Infrastructure development in the UAE and the security challenges asset owners face when using technology
Parsons has been working in the MEA region for over 60 years and has substantial resources in place. The firm’s project portfolio in the region is vast and includes bridges, major highways, rail and transit, airports, ports and water infrastructure. In the UAE, and more specifically Dubai, the firm recently delivered the Dubai Water Canal project, and is now working towards delivering the equally transformational Shindagha Corridor project.
“We are the engineer for the whole corridor on behalf of the RTA,” says Pierre Santoni, senior VP/division manager – Infrastructure & Transport at Parsons. “We designed the $107 million Shindagha Bridge that was recently announced, as well as the entire corridor that begins at the Sana Junction, which we delivered a couple of months ago. The project involves the evaluation of the existing tunnel under the waterway, nearly 10km of a 12-lane expressway, several major interchanges and a number of road improvements.
“There’s a strong emphasis on that project and there are obviously a lot of developments that will rely on this infrastructure project. It was designed and planned over the last two years, with a lot of advanced forecasts of what are going to be the needs of those different communities, and we’re going to implement it in stages, as you’ve seen.”
Asked whether the project poses any unique challenges, given its scale and the fact that it involves heavily used areas of the city, Santoni simply comments, “It’s no different from the challenges we’ve been facing for the last 15 years that I’ve been here, when building very large and ambitions infrastructure programmes in the middle of live traffic.

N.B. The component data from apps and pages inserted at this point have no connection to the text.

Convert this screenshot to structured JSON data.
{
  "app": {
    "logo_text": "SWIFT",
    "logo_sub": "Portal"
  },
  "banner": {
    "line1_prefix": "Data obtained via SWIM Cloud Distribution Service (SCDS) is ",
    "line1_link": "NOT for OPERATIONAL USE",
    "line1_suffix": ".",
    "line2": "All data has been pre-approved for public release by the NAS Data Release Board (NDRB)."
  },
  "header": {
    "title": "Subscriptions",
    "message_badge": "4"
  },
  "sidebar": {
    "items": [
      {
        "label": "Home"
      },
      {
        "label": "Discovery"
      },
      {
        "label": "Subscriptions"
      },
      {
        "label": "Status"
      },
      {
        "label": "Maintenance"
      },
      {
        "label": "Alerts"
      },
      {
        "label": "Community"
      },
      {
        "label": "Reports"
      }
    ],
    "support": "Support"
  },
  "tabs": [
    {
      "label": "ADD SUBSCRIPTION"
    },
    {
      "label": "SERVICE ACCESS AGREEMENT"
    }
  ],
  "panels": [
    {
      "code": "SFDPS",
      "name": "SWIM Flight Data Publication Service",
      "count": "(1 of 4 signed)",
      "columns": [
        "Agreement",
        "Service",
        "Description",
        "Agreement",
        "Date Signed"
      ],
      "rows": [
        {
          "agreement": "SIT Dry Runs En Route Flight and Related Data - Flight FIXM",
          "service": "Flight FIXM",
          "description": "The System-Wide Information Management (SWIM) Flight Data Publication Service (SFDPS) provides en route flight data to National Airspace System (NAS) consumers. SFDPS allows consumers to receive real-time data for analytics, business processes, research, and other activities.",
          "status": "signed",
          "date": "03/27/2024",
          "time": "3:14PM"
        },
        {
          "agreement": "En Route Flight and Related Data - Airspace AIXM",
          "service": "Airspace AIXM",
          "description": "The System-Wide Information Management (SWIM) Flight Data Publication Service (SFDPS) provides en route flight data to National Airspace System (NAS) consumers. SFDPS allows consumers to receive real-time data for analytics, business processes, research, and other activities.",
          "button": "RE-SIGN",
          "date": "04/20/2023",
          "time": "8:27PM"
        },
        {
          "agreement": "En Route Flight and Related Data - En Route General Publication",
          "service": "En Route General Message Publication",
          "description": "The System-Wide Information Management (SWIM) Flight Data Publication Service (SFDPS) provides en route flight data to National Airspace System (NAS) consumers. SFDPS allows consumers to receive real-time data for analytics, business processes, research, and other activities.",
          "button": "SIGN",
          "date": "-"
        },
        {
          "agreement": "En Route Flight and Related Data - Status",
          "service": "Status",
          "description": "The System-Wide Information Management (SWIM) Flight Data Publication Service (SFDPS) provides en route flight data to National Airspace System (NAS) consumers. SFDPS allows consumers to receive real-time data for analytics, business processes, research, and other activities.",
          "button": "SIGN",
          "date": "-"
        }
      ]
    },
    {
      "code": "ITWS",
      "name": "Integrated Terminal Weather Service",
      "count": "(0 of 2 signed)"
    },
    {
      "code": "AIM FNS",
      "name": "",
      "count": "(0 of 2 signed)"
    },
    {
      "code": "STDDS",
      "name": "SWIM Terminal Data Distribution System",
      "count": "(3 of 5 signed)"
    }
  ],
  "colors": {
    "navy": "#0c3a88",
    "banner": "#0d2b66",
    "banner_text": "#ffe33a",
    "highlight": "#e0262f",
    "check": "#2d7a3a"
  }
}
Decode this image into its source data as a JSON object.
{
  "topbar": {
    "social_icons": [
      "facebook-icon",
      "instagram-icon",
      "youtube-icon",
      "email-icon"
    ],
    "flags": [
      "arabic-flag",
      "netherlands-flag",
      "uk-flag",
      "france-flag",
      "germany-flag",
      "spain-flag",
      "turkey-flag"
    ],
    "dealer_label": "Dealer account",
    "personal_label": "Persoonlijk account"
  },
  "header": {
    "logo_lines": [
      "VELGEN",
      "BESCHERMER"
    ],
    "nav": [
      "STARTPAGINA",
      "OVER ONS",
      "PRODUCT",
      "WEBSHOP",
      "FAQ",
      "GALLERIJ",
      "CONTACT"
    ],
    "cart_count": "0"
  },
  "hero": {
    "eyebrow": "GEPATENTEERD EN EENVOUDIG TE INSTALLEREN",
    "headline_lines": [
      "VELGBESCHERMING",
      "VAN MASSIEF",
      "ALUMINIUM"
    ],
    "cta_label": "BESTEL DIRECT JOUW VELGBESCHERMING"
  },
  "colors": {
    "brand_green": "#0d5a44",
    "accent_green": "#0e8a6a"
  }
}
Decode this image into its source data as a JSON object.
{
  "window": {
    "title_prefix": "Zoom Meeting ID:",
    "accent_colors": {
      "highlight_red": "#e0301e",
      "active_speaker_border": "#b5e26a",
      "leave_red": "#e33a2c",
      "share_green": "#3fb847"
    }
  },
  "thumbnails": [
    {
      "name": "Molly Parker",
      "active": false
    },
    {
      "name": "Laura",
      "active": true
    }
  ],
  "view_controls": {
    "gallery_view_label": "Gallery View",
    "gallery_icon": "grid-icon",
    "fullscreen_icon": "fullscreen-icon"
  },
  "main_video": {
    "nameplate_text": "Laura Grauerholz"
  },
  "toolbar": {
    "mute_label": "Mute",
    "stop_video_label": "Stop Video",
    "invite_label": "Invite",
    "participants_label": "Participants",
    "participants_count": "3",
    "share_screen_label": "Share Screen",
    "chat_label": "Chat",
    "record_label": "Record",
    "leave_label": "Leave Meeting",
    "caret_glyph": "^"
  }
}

If you look at the Dubai Water Canal, that’s a great showcase of how proper planning, as well as careful and advanced construction methodologies, can mitigate the impact of such large projects. I don’t think anybody was significantly affected by the fact that Sheikh Zayed Road was diverted for nearly two years.
“The project was progressing on an accelerated schedule and we found some innovative methods of building those overhead bridges on a fast-track basis, and we were working closely with the client, the RTA and the contractor. The whole thing was managed by Parsons. It was quite nicely done, and there are learnings that we gained that we’ll apply to the Shindagha Corridor and to other projects. We’ll also look at using new technologies that provide additional benefits and enable us to deliver this project faster.”
Commenting on the state of the industry, Santoni believes things have been far more cohesive and collaborative in the last couple of years.
“There’s increased corporation and the understanding that everybody has to work together to deliver these big projects, to deliver on the vision of the leadership of these countries. Before the global crisis in 2008, everyone was doing their own thing, building and developing at a frenetic pace, without thinking about the environment or considering things around them. That has changed completely now, there’s more thought about sustainability and making the best use of what we have, so we move towards a better future in line with the country’s vision.”
Technology has become more and more integrated into infrastructure projects in recent years, and while there are significant benefits, this also means nefarious individuals and groups can hijack or shut down these systems. Santoni points out that Parsons pays close attention to this and works with clients to safeguard their assets.
“The question about securing technology used in infrastructure projects is a good one. There has been a realisation over the last 12 to 18 months that infrastructure is at risk, and that protecting it is the mandate of these asset owners. Before, people didn’t realise that there will be a time where things will all be connected and so everything needs protection. As you see, highlighted by some of the issues publicised around the world, the weakest point is not where people always think it is. It’s always a backdoor somewhere.
“In the past, people would say, ‘We have a very secure front,’ but then the attack would come from somewhere else, so it didn’t matter how secure the front was. The ‘front’ is becoming difficult to identify, and that’s where Parsons have a differentiator, because we have very strong cyber security offerings. In the past, we’ve worked on providing very specific solutions to specific customers. We are in a position now where we can integrate all of this. We’re developing critical infrastructure protection tools which will be rolled out in the next few months, and we hope it will answer a lot of these questions. We’re trying to provide an end-to-end solution through our strong offerings.”
Asked whether Parsons works with third parties to develop cyber security solutions or has internal resources, Santoni notes, “We are a cyber security company, so we do it internally. It’s not very well-known in this part of the world, but we do develop solutions internally. We work with a lot of agencies and entities in the United States and provide these services, and it’s definitely not something we outsource.”
He concludes, “We are working very hard to bring these solutions to the region, with some caveats obviously, because some of these solutions are developed for very specific customers. But there is a very concerted effort across the company to come up with cyber security solutions and technology that we can apply to projects everywhere in the world.”